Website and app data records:
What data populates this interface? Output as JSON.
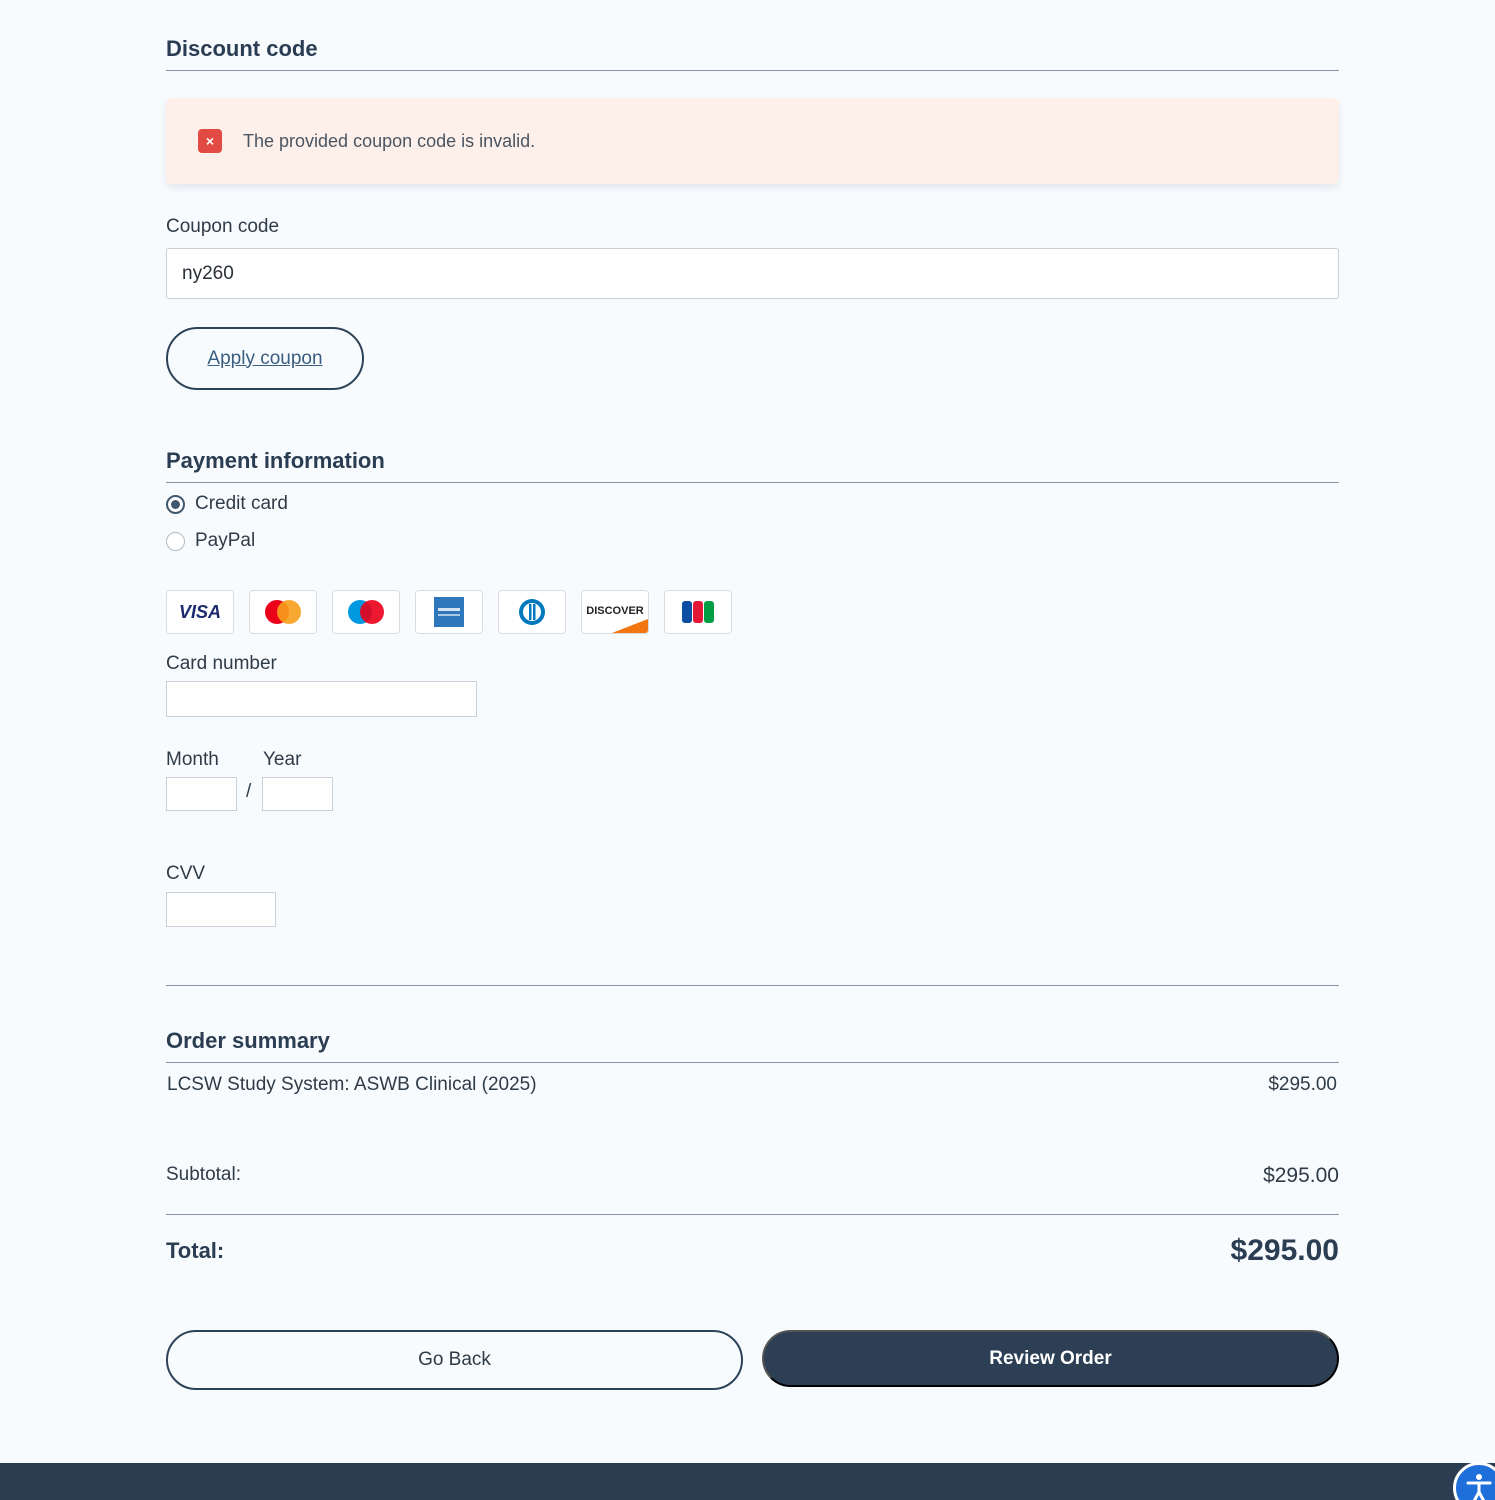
{
  "discount": {
    "title": "Discount code",
    "alert_icon": "×",
    "alert_text": "The provided coupon code is invalid.",
    "coupon_label": "Coupon code",
    "coupon_value": "ny260",
    "apply_label": "Apply coupon"
  },
  "payment": {
    "title": "Payment information",
    "methods": [
      {
        "label": "Credit card",
        "selected": true
      },
      {
        "label": "PayPal",
        "selected": false
      }
    ],
    "card_brands": [
      "VISA",
      "Mastercard",
      "Maestro",
      "American Express",
      "Diners Club",
      "DISCOVER",
      "JCB"
    ],
    "card_number_label": "Card number",
    "month_label": "Month",
    "year_label": "Year",
    "date_separator": "/",
    "cvv_label": "CVV"
  },
  "summary": {
    "title": "Order summary",
    "item_name": "LCSW Study System: ASWB Clinical (2025)",
    "item_price": "$295.00",
    "subtotal_label": "Subtotal:",
    "subtotal_value": "$295.00",
    "total_label": "Total:",
    "total_value": "$295.00"
  },
  "actions": {
    "back_label": "Go Back",
    "review_label": "Review Order"
  }
}
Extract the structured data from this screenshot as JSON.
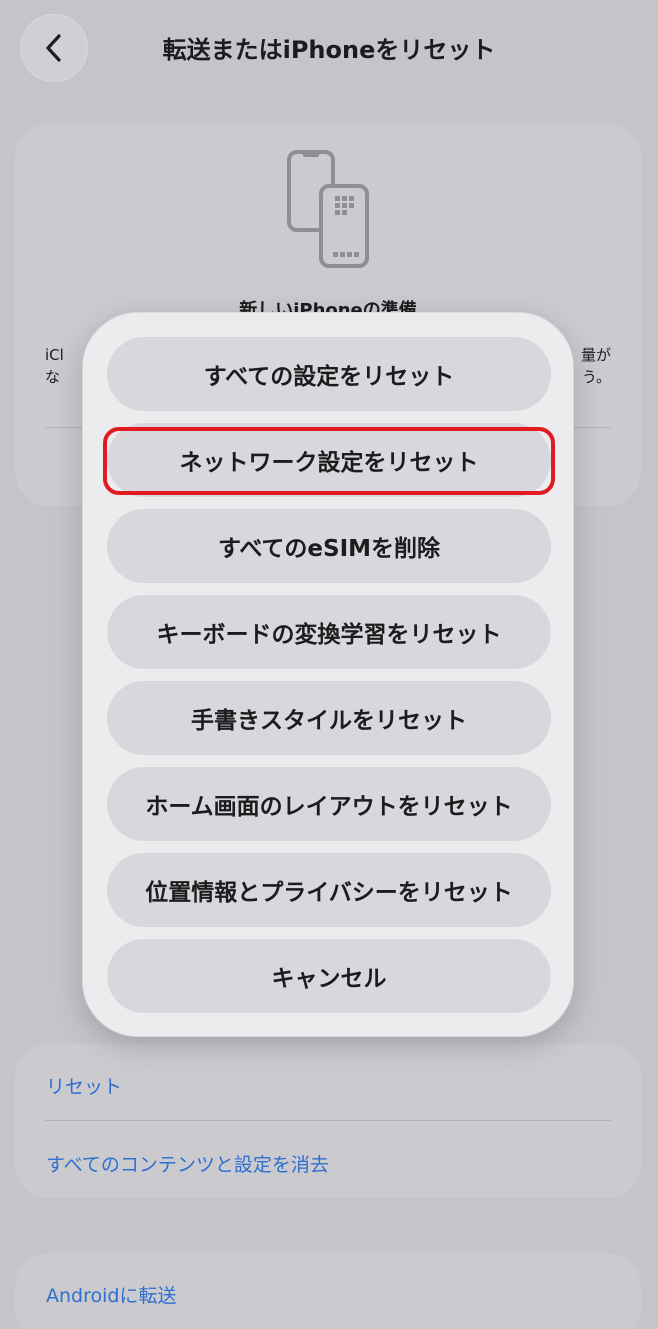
{
  "header": {
    "title": "転送またはiPhoneをリセット",
    "back_icon": "chevron-left-icon"
  },
  "prepare_card": {
    "icon": "phones-transfer-icon",
    "heading": "新しいiPhoneの準備",
    "body_left_fragment": "iCl\nな",
    "body_right_fragment": "量が\nう。"
  },
  "reset_card": {
    "reset_link": "リセット",
    "erase_link": "すべてのコンテンツと設定を消去"
  },
  "android_card": {
    "transfer_link": "Androidに転送"
  },
  "action_sheet": {
    "options": [
      "すべての設定をリセット",
      "ネットワーク設定をリセット",
      "すべてのeSIMを削除",
      "キーボードの変換学習をリセット",
      "手書きスタイルをリセット",
      "ホーム画面のレイアウトをリセット",
      "位置情報とプライバシーをリセット",
      "キャンセル"
    ],
    "highlighted_index": 1,
    "highlight_color": "#e11b22"
  },
  "colors": {
    "link": "#2f6fcf",
    "background": "#c4c4c9"
  }
}
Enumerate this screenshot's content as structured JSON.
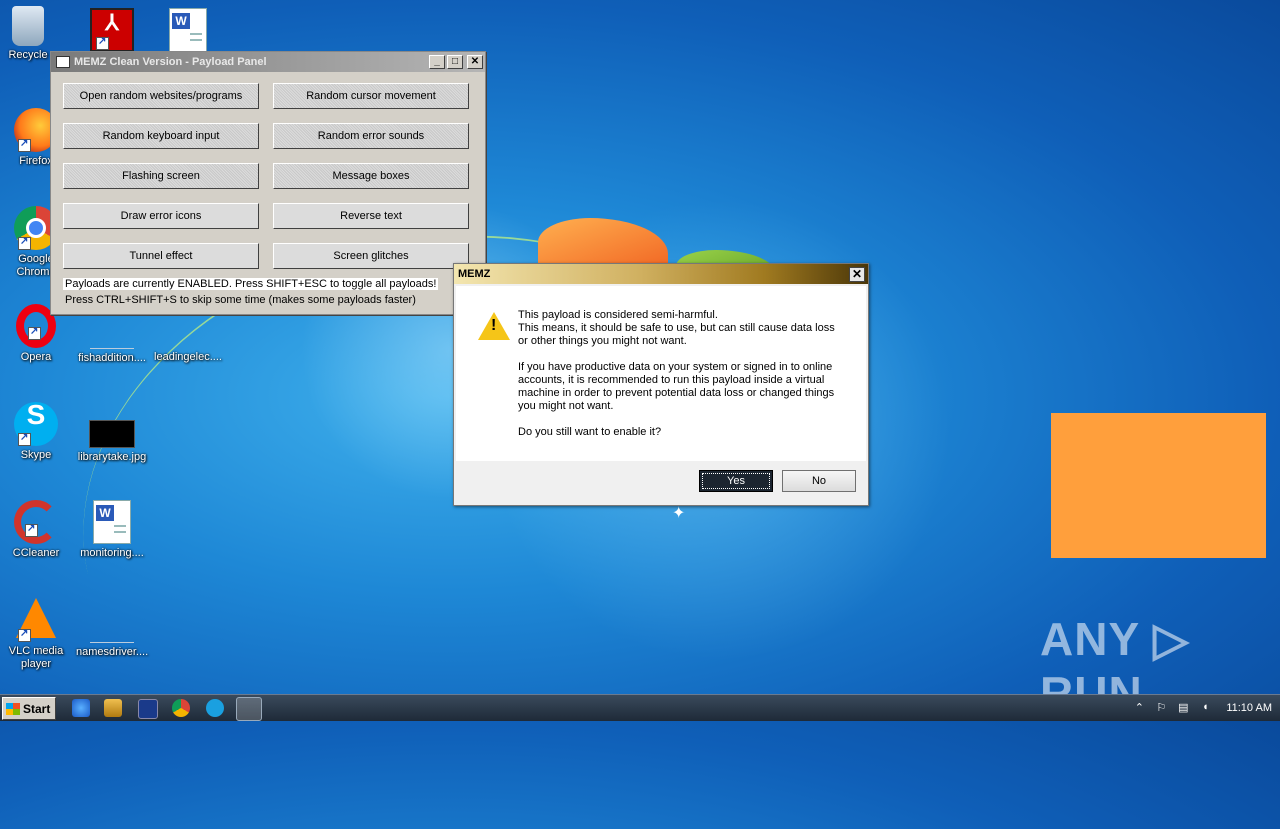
{
  "desktop": {
    "icons": [
      {
        "label": "Recycle",
        "icon": "recycle-bin-icon"
      },
      {
        "label": "",
        "icon": "pdf-icon"
      },
      {
        "label": "",
        "icon": "word-document-icon"
      },
      {
        "label": "Firefox",
        "icon": "firefox-icon"
      },
      {
        "label": "Google Chrome",
        "icon": "chrome-icon"
      },
      {
        "label": "Opera",
        "icon": "opera-icon"
      },
      {
        "label": "fishaddition....",
        "icon": "file-icon"
      },
      {
        "label": "leadingelec....",
        "icon": "word-document-icon"
      },
      {
        "label": "Skype",
        "icon": "skype-icon"
      },
      {
        "label": "librarytake.jpg",
        "icon": "image-file-icon"
      },
      {
        "label": "CCleaner",
        "icon": "ccleaner-icon"
      },
      {
        "label": "monitoring....",
        "icon": "word-document-icon"
      },
      {
        "label": "VLC media player",
        "icon": "vlc-icon"
      },
      {
        "label": "namesdriver....",
        "icon": "file-icon"
      }
    ]
  },
  "panel": {
    "title": "MEMZ Clean Version - Payload Panel",
    "buttons": [
      "Open random websites/programs",
      "Random cursor movement",
      "Random keyboard input",
      "Random error sounds",
      "Flashing screen",
      "Message boxes",
      "Draw error icons",
      "Reverse text",
      "Tunnel effect",
      "Screen glitches"
    ],
    "status1": "Payloads are currently ENABLED. Press SHIFT+ESC to toggle all payloads!",
    "status2": "Press CTRL+SHIFT+S to skip some time (makes some payloads faster)"
  },
  "dialog": {
    "title": "MEMZ",
    "p1": "This payload is considered semi-harmful.\nThis means, it should be safe to use, but can still cause data loss\nor other things you might not want.",
    "p2": "If you have productive data on your system or signed in to online\naccounts, it is recommended to run this payload inside a virtual\nmachine in order to prevent potential data loss or changed things\nyou might not want.",
    "p3": "Do you still want to enable it?",
    "yes": "Yes",
    "no": "No"
  },
  "taskbar": {
    "start": "Start",
    "clock": "11:10 AM"
  },
  "watermark": "ANY ▷ RUN",
  "colors": {
    "desktop": "#1e88d6",
    "orange_box": "#ff9f3c",
    "yes_button": "#1c2530"
  }
}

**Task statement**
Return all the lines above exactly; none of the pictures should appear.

**Written answer**
What data populates this interface? Output as JSON.
{
  "discount": {
    "title": "Discount code",
    "alert_icon": "×",
    "alert_text": "The provided coupon code is invalid.",
    "coupon_label": "Coupon code",
    "coupon_value": "ny260",
    "apply_label": "Apply coupon"
  },
  "payment": {
    "title": "Payment information",
    "methods": [
      {
        "label": "Credit card",
        "selected": true
      },
      {
        "label": "PayPal",
        "selected": false
      }
    ],
    "card_brands": [
      "VISA",
      "Mastercard",
      "Maestro",
      "American Express",
      "Diners Club",
      "DISCOVER",
      "JCB"
    ],
    "card_number_label": "Card number",
    "month_label": "Month",
    "year_label": "Year",
    "date_separator": "/",
    "cvv_label": "CVV"
  },
  "summary": {
    "title": "Order summary",
    "item_name": "LCSW Study System: ASWB Clinical (2025)",
    "item_price": "$295.00",
    "subtotal_label": "Subtotal:",
    "subtotal_value": "$295.00",
    "total_label": "Total:",
    "total_value": "$295.00"
  },
  "actions": {
    "back_label": "Go Back",
    "review_label": "Review Order"
  }
}
Extract the structured data from this screenshot as JSON.
{
  "header": {
    "title": "転送またはiPhoneをリセット",
    "back_icon": "chevron-left-icon"
  },
  "prepare_card": {
    "icon": "phones-transfer-icon",
    "heading": "新しいiPhoneの準備",
    "body_left_fragment": "iCl\nな",
    "body_right_fragment": "量が\nう。"
  },
  "reset_card": {
    "reset_link": "リセット",
    "erase_link": "すべてのコンテンツと設定を消去"
  },
  "android_card": {
    "transfer_link": "Androidに転送"
  },
  "action_sheet": {
    "options": [
      "すべての設定をリセット",
      "ネットワーク設定をリセット",
      "すべてのeSIMを削除",
      "キーボードの変換学習をリセット",
      "手書きスタイルをリセット",
      "ホーム画面のレイアウトをリセット",
      "位置情報とプライバシーをリセット",
      "キャンセル"
    ],
    "highlighted_index": 1,
    "highlight_color": "#e11b22"
  },
  "colors": {
    "link": "#2f6fcf",
    "background": "#c4c4c9"
  }
}
Enumerate this screenshot's content as structured JSON.
{
  "desktop": {
    "icons": [
      {
        "label": "Recycle",
        "icon": "recycle-bin-icon"
      },
      {
        "label": "",
        "icon": "pdf-icon"
      },
      {
        "label": "",
        "icon": "word-document-icon"
      },
      {
        "label": "Firefox",
        "icon": "firefox-icon"
      },
      {
        "label": "Google Chrome",
        "icon": "chrome-icon"
      },
      {
        "label": "Opera",
        "icon": "opera-icon"
      },
      {
        "label": "fishaddition....",
        "icon": "file-icon"
      },
      {
        "label": "leadingelec....",
        "icon": "word-document-icon"
      },
      {
        "label": "Skype",
        "icon": "skype-icon"
      },
      {
        "label": "librarytake.jpg",
        "icon": "image-file-icon"
      },
      {
        "label": "CCleaner",
        "icon": "ccleaner-icon"
      },
      {
        "label": "monitoring....",
        "icon": "word-document-icon"
      },
      {
        "label": "VLC media player",
        "icon": "vlc-icon"
      },
      {
        "label": "namesdriver....",
        "icon": "file-icon"
      }
    ]
  },
  "panel": {
    "title": "MEMZ Clean Version - Payload Panel",
    "buttons": [
      "Open random websites/programs",
      "Random cursor movement",
      "Random keyboard input",
      "Random error sounds",
      "Flashing screen",
      "Message boxes",
      "Draw error icons",
      "Reverse text",
      "Tunnel effect",
      "Screen glitches"
    ],
    "status1": "Payloads are currently ENABLED. Press SHIFT+ESC to toggle all payloads!",
    "status2": "Press CTRL+SHIFT+S to skip some time (makes some payloads faster)"
  },
  "dialog": {
    "title": "MEMZ",
    "p1": "This payload is considered semi-harmful.\nThis means, it should be safe to use, but can still cause data loss\nor other things you might not want.",
    "p2": "If you have productive data on your system or signed in to online\naccounts, it is recommended to run this payload inside a virtual\nmachine in order to prevent potential data loss or changed things\nyou might not want.",
    "p3": "Do you still want to enable it?",
    "yes": "Yes",
    "no": "No"
  },
  "taskbar": {
    "start": "Start",
    "clock": "11:10 AM"
  },
  "watermark": "ANY ▷ RUN",
  "colors": {
    "desktop": "#1e88d6",
    "orange_box": "#ff9f3c",
    "yes_button": "#1c2530"
  }
}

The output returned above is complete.